The absence of optical activity is due to a mirror plane in the molecule [segmented line in picture below]. Tartaric acid in Fehling's solution binds to copper II ions, preventing the formation of insoluble hydroxide salts.
It is obtained from lees , a solid byproduct of fermentations. In practice, higher yields of calcium tartrate are obtained with the addition of calcium chloride.
Calcium tartrate is then converted to tartaric acid by treating the salt with aqueous sulfuric acid:. Racemic tartaric acid i.
In the first step, the maleic acid is epoxidized by hydrogen peroxide using potassium tungstate as a catalyst. Dihydroxymaleic acid can then be oxidized to tartronic acid with nitric acid.
Important derivatives of tartaric acid include its salts, cream of tartar potassium bitartrate , Rochelle salt potassium sodium tartrate, a mild laxative , and tartar emetic antimony potassium tartrate.

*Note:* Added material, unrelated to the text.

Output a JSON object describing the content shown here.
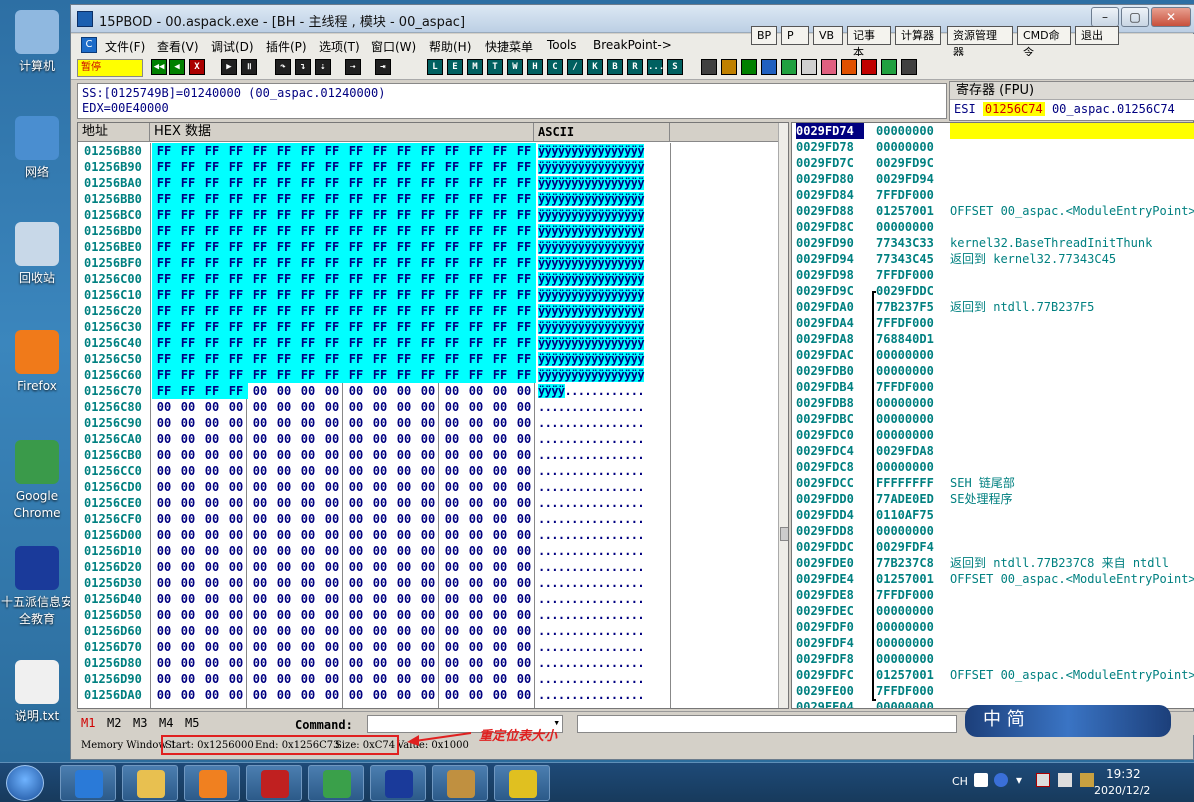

Tartaric acid is a muscle toxin , which works by inhibiting the production of malic acid , and in high doses causes paralysis and death. As a food additive , tartaric acid is used as an antioxidant with E number E ; tartrates are other additives serving as antioxidants or emulsifiers.
When cream of tartar is added to water, a suspension results which serves to clean copper coins very well, as the tartrate solution can dissolve the layer of copper II oxide present on the surface of the coin.

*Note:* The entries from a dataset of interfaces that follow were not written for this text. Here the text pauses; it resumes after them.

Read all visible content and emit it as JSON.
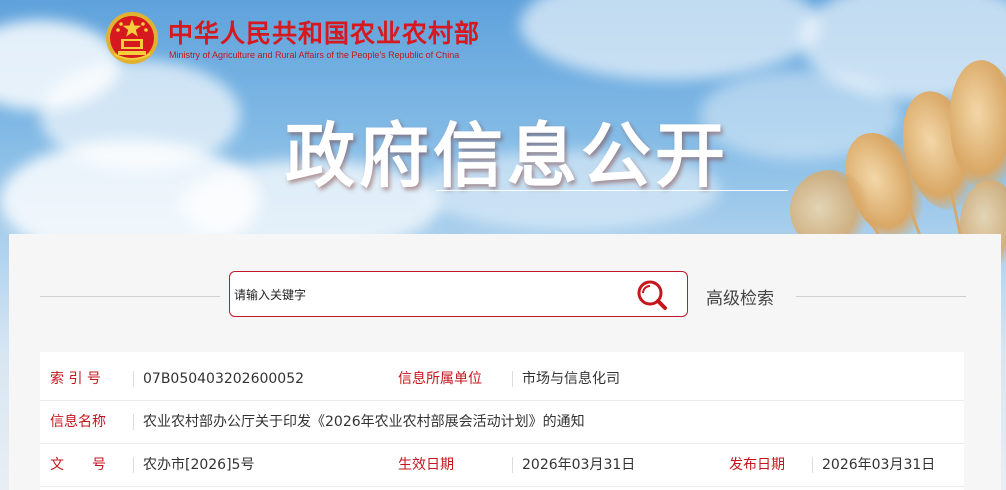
{
  "header": {
    "site_title": "中华人民共和国农业农村部",
    "site_subtitle": "Ministry of Agriculture and Rural Affairs of the People's Republic of China",
    "hero_title": "政府信息公开"
  },
  "search": {
    "placeholder": "请输入关键字",
    "advanced_label": "高级检索"
  },
  "colors": {
    "accent": "#c4161c",
    "emblem_red": "#d6181f"
  },
  "info_table": {
    "row1": {
      "label1": "索 引 号",
      "value1": "07B050403202600052",
      "label2": "信息所属单位",
      "value2": "市场与信息化司"
    },
    "row2": {
      "label1": "信息名称",
      "value1": "农业农村部办公厅关于印发《2026年农业农村部展会活动计划》的通知"
    },
    "row3": {
      "label1": "文　　号",
      "value1": "农办市[2026]5号",
      "label2": "生效日期",
      "value2": "2026年03月31日",
      "label3": "发布日期",
      "value3": "2026年03月31日"
    }
  }
}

The resulting copper II -tartrate complex is easily soluble in water. Tartaric acid may be most immediately recognizable to wine drinkers as the source of "wine diamonds", the small potassium bitartrate crystals that sometimes form spontaneously on the cork or bottom of the bottle.
These "tartrates" are harmless, despite sometimes being mistaken for broken glass, and are prevented in many wines through cold stabilization which is not always preferred since it can change the wine's profile.
The tartrates remaining on the inside of aging barrels were at one time a major industrial source of potassium bitartrate.
Tartaric acid plays an important role chemically, lowering the pH of fermenting "must" to a level where many undesirable spoilage bacteria cannot live, and acting as a preservative after fermentation.
In the mouth, tartaric acid provides some of the tartness in the wine, although citric and malic acids also play a role. The sediments, and other waste products from fermentation are heated and neutralised with calcium hydroxide and then the precipitated calcium tartrate is treated with sulphuric acid to produce free tartaric acid.
Can also be extracted from tamarind pulp. Tartaric acids and the common tartrate salts are all colourless, crystalline solids readily soluble in water.
In food it is used as: an antioxidant where as a synergist it increases the antioxidant effect of other substances: for adjusting acidity in frozen dairy products, jellies, bakery products, dried egg whites, sweets, beverages, jams and preserves and wine: diluting food colours: as a sequestrant, chemically combining with undesirable oxidants and rendering them inactive: an acid in some baking powders.
Can also be found in cocoa powders, sweets and tinned asparagus, fruit and tomatoes.